I was playing tennis just because my parents wanted me to do something after school. It was not like she will be professional. Then they saw the results and they saw that I want to play tennis, so why not? The Kazakhstan Federation also saw it. She can be good. Why not. So they also believed in me.
WTA Insider: Who were your tennis idols?
Rybakina: Roger Federer and still Roger Federer. I remember Justine Henin. I liked her game. I'm not playing like her because I'm being aggressive, but I liked what she was doing on court.
WTA Insider: Who are your good friends on the tour?
Rybakina: I have some good friends on tour. But the closest friends, they're not playing WTA tournaments because my ranking went up so fast.
I have a few friends here on tour and they're nice so we can spend some time together. But the top players, they don't know me, I don't know them yet.
WTA Insider: So what do you do when you're not playing tennis?
Rybakina: I love animals. I have a dog, a beagle named Mulia. I like to spend my time with friends for sure when I'm at home.
But I can't say that I have hobbies. I don't even have time for this because before I was going to school. So it was for me it was school and practice. But it wasn't so bad for me. For example, practice was not individual training. It was always in a group so it was fun.
So now if I have free time, I want to always spend the time with my friends and family because last year I was not at home for such a long time. It was always like five days, three days, and then I have to go to the tournaments. It's a big change for me because before I didn't play so many tournaments and I always had time to go home and I was practicing at home.
WTA Insider: Not many fans have seen you play many matches yet. What would you say to people to convince them to watch you play?

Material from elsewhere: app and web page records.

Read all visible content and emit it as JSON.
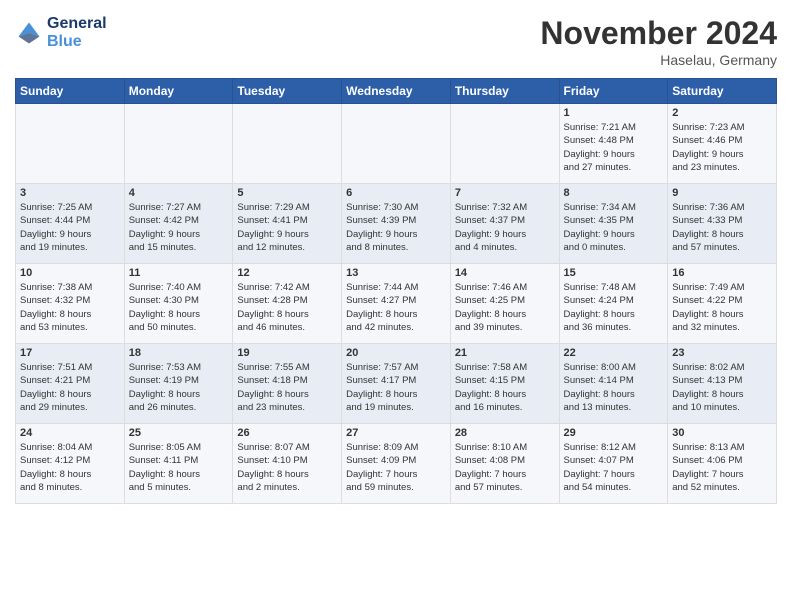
{
  "header": {
    "logo_line1": "General",
    "logo_line2": "Blue",
    "month_title": "November 2024",
    "location": "Haselau, Germany"
  },
  "weekdays": [
    "Sunday",
    "Monday",
    "Tuesday",
    "Wednesday",
    "Thursday",
    "Friday",
    "Saturday"
  ],
  "weeks": [
    [
      {
        "day": "",
        "info": ""
      },
      {
        "day": "",
        "info": ""
      },
      {
        "day": "",
        "info": ""
      },
      {
        "day": "",
        "info": ""
      },
      {
        "day": "",
        "info": ""
      },
      {
        "day": "1",
        "info": "Sunrise: 7:21 AM\nSunset: 4:48 PM\nDaylight: 9 hours\nand 27 minutes."
      },
      {
        "day": "2",
        "info": "Sunrise: 7:23 AM\nSunset: 4:46 PM\nDaylight: 9 hours\nand 23 minutes."
      }
    ],
    [
      {
        "day": "3",
        "info": "Sunrise: 7:25 AM\nSunset: 4:44 PM\nDaylight: 9 hours\nand 19 minutes."
      },
      {
        "day": "4",
        "info": "Sunrise: 7:27 AM\nSunset: 4:42 PM\nDaylight: 9 hours\nand 15 minutes."
      },
      {
        "day": "5",
        "info": "Sunrise: 7:29 AM\nSunset: 4:41 PM\nDaylight: 9 hours\nand 12 minutes."
      },
      {
        "day": "6",
        "info": "Sunrise: 7:30 AM\nSunset: 4:39 PM\nDaylight: 9 hours\nand 8 minutes."
      },
      {
        "day": "7",
        "info": "Sunrise: 7:32 AM\nSunset: 4:37 PM\nDaylight: 9 hours\nand 4 minutes."
      },
      {
        "day": "8",
        "info": "Sunrise: 7:34 AM\nSunset: 4:35 PM\nDaylight: 9 hours\nand 0 minutes."
      },
      {
        "day": "9",
        "info": "Sunrise: 7:36 AM\nSunset: 4:33 PM\nDaylight: 8 hours\nand 57 minutes."
      }
    ],
    [
      {
        "day": "10",
        "info": "Sunrise: 7:38 AM\nSunset: 4:32 PM\nDaylight: 8 hours\nand 53 minutes."
      },
      {
        "day": "11",
        "info": "Sunrise: 7:40 AM\nSunset: 4:30 PM\nDaylight: 8 hours\nand 50 minutes."
      },
      {
        "day": "12",
        "info": "Sunrise: 7:42 AM\nSunset: 4:28 PM\nDaylight: 8 hours\nand 46 minutes."
      },
      {
        "day": "13",
        "info": "Sunrise: 7:44 AM\nSunset: 4:27 PM\nDaylight: 8 hours\nand 42 minutes."
      },
      {
        "day": "14",
        "info": "Sunrise: 7:46 AM\nSunset: 4:25 PM\nDaylight: 8 hours\nand 39 minutes."
      },
      {
        "day": "15",
        "info": "Sunrise: 7:48 AM\nSunset: 4:24 PM\nDaylight: 8 hours\nand 36 minutes."
      },
      {
        "day": "16",
        "info": "Sunrise: 7:49 AM\nSunset: 4:22 PM\nDaylight: 8 hours\nand 32 minutes."
      }
    ],
    [
      {
        "day": "17",
        "info": "Sunrise: 7:51 AM\nSunset: 4:21 PM\nDaylight: 8 hours\nand 29 minutes."
      },
      {
        "day": "18",
        "info": "Sunrise: 7:53 AM\nSunset: 4:19 PM\nDaylight: 8 hours\nand 26 minutes."
      },
      {
        "day": "19",
        "info": "Sunrise: 7:55 AM\nSunset: 4:18 PM\nDaylight: 8 hours\nand 23 minutes."
      },
      {
        "day": "20",
        "info": "Sunrise: 7:57 AM\nSunset: 4:17 PM\nDaylight: 8 hours\nand 19 minutes."
      },
      {
        "day": "21",
        "info": "Sunrise: 7:58 AM\nSunset: 4:15 PM\nDaylight: 8 hours\nand 16 minutes."
      },
      {
        "day": "22",
        "info": "Sunrise: 8:00 AM\nSunset: 4:14 PM\nDaylight: 8 hours\nand 13 minutes."
      },
      {
        "day": "23",
        "info": "Sunrise: 8:02 AM\nSunset: 4:13 PM\nDaylight: 8 hours\nand 10 minutes."
      }
    ],
    [
      {
        "day": "24",
        "info": "Sunrise: 8:04 AM\nSunset: 4:12 PM\nDaylight: 8 hours\nand 8 minutes."
      },
      {
        "day": "25",
        "info": "Sunrise: 8:05 AM\nSunset: 4:11 PM\nDaylight: 8 hours\nand 5 minutes."
      },
      {
        "day": "26",
        "info": "Sunrise: 8:07 AM\nSunset: 4:10 PM\nDaylight: 8 hours\nand 2 minutes."
      },
      {
        "day": "27",
        "info": "Sunrise: 8:09 AM\nSunset: 4:09 PM\nDaylight: 7 hours\nand 59 minutes."
      },
      {
        "day": "28",
        "info": "Sunrise: 8:10 AM\nSunset: 4:08 PM\nDaylight: 7 hours\nand 57 minutes."
      },
      {
        "day": "29",
        "info": "Sunrise: 8:12 AM\nSunset: 4:07 PM\nDaylight: 7 hours\nand 54 minutes."
      },
      {
        "day": "30",
        "info": "Sunrise: 8:13 AM\nSunset: 4:06 PM\nDaylight: 7 hours\nand 52 minutes."
      }
    ]
  ]
}
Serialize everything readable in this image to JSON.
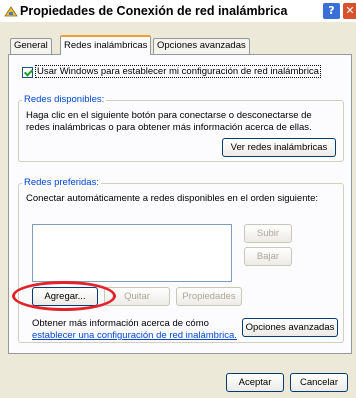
{
  "window": {
    "title": "Propiedades de Conexión de red inalámbrica",
    "help_label": "?",
    "close_label": "✕"
  },
  "tabs": [
    {
      "label": "General",
      "active": false
    },
    {
      "label": "Redes inalámbricas",
      "active": true
    },
    {
      "label": "Opciones avanzadas",
      "active": false
    }
  ],
  "use_windows_checkbox": {
    "label": "Usar Windows para establecer mi configuración de red inalámbrica",
    "checked": true
  },
  "available_networks": {
    "title": "Redes disponibles:",
    "description": "Haga clic en el siguiente botón para conectarse o desconectarse de redes inalámbricas o para obtener más información acerca de ellas.",
    "view_button": "Ver redes inalámbricas"
  },
  "preferred_networks": {
    "title": "Redes preferidas:",
    "description": "Conectar automáticamente a redes disponibles en el orden siguiente:",
    "up_button": "Subir",
    "down_button": "Bajar",
    "add_button": "Agregar...",
    "remove_button": "Quitar",
    "properties_button": "Propiedades"
  },
  "footer_info": {
    "text": "Obtener más información acerca de cómo",
    "link": "establecer una configuración de red inalámbrica.",
    "advanced_button": "Opciones avanzadas"
  },
  "dialog_buttons": {
    "ok": "Aceptar",
    "cancel": "Cancelar"
  },
  "colors": {
    "dialog_bg": "#ece9d8",
    "panel_bg": "#fcfcfe",
    "group_title": "#0046d5",
    "highlight_ring": "#e2232a"
  }
}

Rybakina: Oh, I don't know. I don't even feel that I have a lot of fans to be honest, because it was pretty fast for me. So I always tell my coach, no no, they don't know me, we can go. And he says no, you don't understand. They will know you.
I mean, I'm playing aggressive. I have a big serve and I'm trying to go forward. And I don't have really long rallies.